Bangladesh in talks with Pfizer and AstraZeneca, among others, for starting Covid-19 vaccine procurement from as early as January
Bangladesh has been in negotiations with almost all countries and companies – who have been developing Covid-19 vaccines – for procurement.
Nine such organizations across the world are purportedly in the final stages of producing Covid-19 vaccines, and Bangladesh is in touch with at least six of them.
Barrister Shah Ali Farhad, special assistant to the Prime Minister Sheikh Hasina, revealed the information to Dhaka Tribune on Tuesday.
The government of Bangladesh has recently signed a memorandum of understanding (MoU) with the Serum Institute of India (SII) and Bangladesh's Beximco Pharmaceuticals to get 30 million doses of the vaccine developed by AstraZeneca/Oxford University – which just recently showed a success rate of 70%.
Under the deal, Bangladesh will get this vaccine at an early stage and it will be preserved at Beximco's cold storage, according to Farhad.
The country will be able to give out this vaccine to 15 million people (1.5 crore) in the first phase - two subsequent doses for each person. The two doses of vaccines will be administered with a gap of 28 days in between.
Interim results from Phase-3 trials in Britain and Brazil found the vaccine to be 70.4% protective on November 23.

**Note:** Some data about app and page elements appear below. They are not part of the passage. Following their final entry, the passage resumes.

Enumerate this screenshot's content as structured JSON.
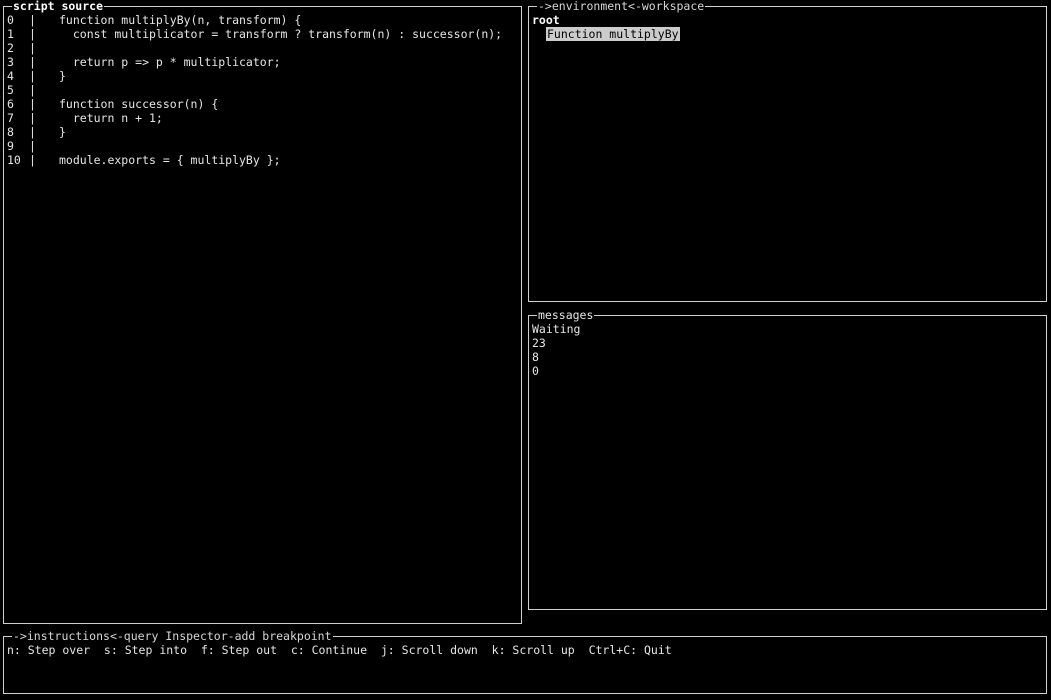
{
  "source_panel": {
    "title": "script source",
    "lines": [
      {
        "num": "0",
        "sep": "|",
        "code": "function multiplyBy(n, transform) {"
      },
      {
        "num": "1",
        "sep": "|",
        "code": "  const multiplicator = transform ? transform(n) : successor(n);"
      },
      {
        "num": "2",
        "sep": "|",
        "code": ""
      },
      {
        "num": "3",
        "sep": "|",
        "code": "  return p => p * multiplicator;"
      },
      {
        "num": "4",
        "sep": "|",
        "code": "}"
      },
      {
        "num": "5",
        "sep": "|",
        "code": ""
      },
      {
        "num": "6",
        "sep": "|",
        "code": "function successor(n) {"
      },
      {
        "num": "7",
        "sep": "|",
        "code": "  return n + 1;"
      },
      {
        "num": "8",
        "sep": "|",
        "code": "}"
      },
      {
        "num": "9",
        "sep": "|",
        "code": ""
      },
      {
        "num": "10",
        "sep": "|",
        "code": "module.exports = { multiplyBy };"
      }
    ]
  },
  "environment_panel": {
    "title_prefix": "->",
    "title_main": "environment",
    "title_suffix": "<-workspace",
    "root_label": "root",
    "selected_item": "Function multiplyBy"
  },
  "messages_panel": {
    "title": "messages",
    "lines": [
      "Waiting",
      "23",
      "8",
      "0"
    ]
  },
  "instructions_panel": {
    "title_prefix": "->",
    "title_main": "instructions",
    "title_suffix": "<-query Inspector-add breakpoint",
    "text": "n: Step over  s: Step into  f: Step out  c: Continue  j: Scroll down  k: Scroll up  Ctrl+C: Quit"
  }
}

This is a very good development as over 50% efficacy would suffice as per the World Health Organization (WHO), he said.
Subject to WHO approval, Bangladesh will get 5 million doses per month for six months starting from January 2021.

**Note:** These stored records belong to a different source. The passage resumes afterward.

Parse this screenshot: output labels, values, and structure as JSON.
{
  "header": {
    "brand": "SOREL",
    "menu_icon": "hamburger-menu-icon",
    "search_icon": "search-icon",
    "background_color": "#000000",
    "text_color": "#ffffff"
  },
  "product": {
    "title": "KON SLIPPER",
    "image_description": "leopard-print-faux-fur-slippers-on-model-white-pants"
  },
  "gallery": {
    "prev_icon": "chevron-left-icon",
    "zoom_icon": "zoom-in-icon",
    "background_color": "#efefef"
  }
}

The Ministry of Finance has already approved Tk635.77 crore (approximately $75 million) as half payment in advance for SII.
The Health Ministry has already started preparing the proposal for a Tk318 crore TK ($37.4 million) for overall management of coldchain, vaccine storage, and distribution, training of vaccine administrators, among others.
About Tk100 crore ( $11.7 million) of this project is being borne by the government, while the rest is expected to come from development partners.
The Finance Ministry has already approved funding for the government’s share of costs in the project.
At the moment, the government of Bangladesh is not thinking about procuring the vaccines of Pfizer-BioNtech/Moderna as those are not suitable for Bangladesh due to temperature-related storage and distribution issues.
The government has already set priorities for the distribution of vaccine doses in the first phase once those will be collected: Health professionals, senior citizens (over the age of 60), frontline administrative, and law enforcement officials.
The government has already started compiling a list of senior citizens at the ward levels using the National Identity Card database.
The government has already collected the list of all public and law enforcement officials via the data sent by all civil surgeons of the country.
Those who will be selected for vaccine administration, will be provided with a receipt/card, which will state the place and date of administration, according to the lawyer.
In phases, all segments of the population will be covered.
It is estimated that the government will charge around $4-5 equivalent money (Tk350-450) for each dose of the vaccine. This is substantially cheaper than the other ones being developed.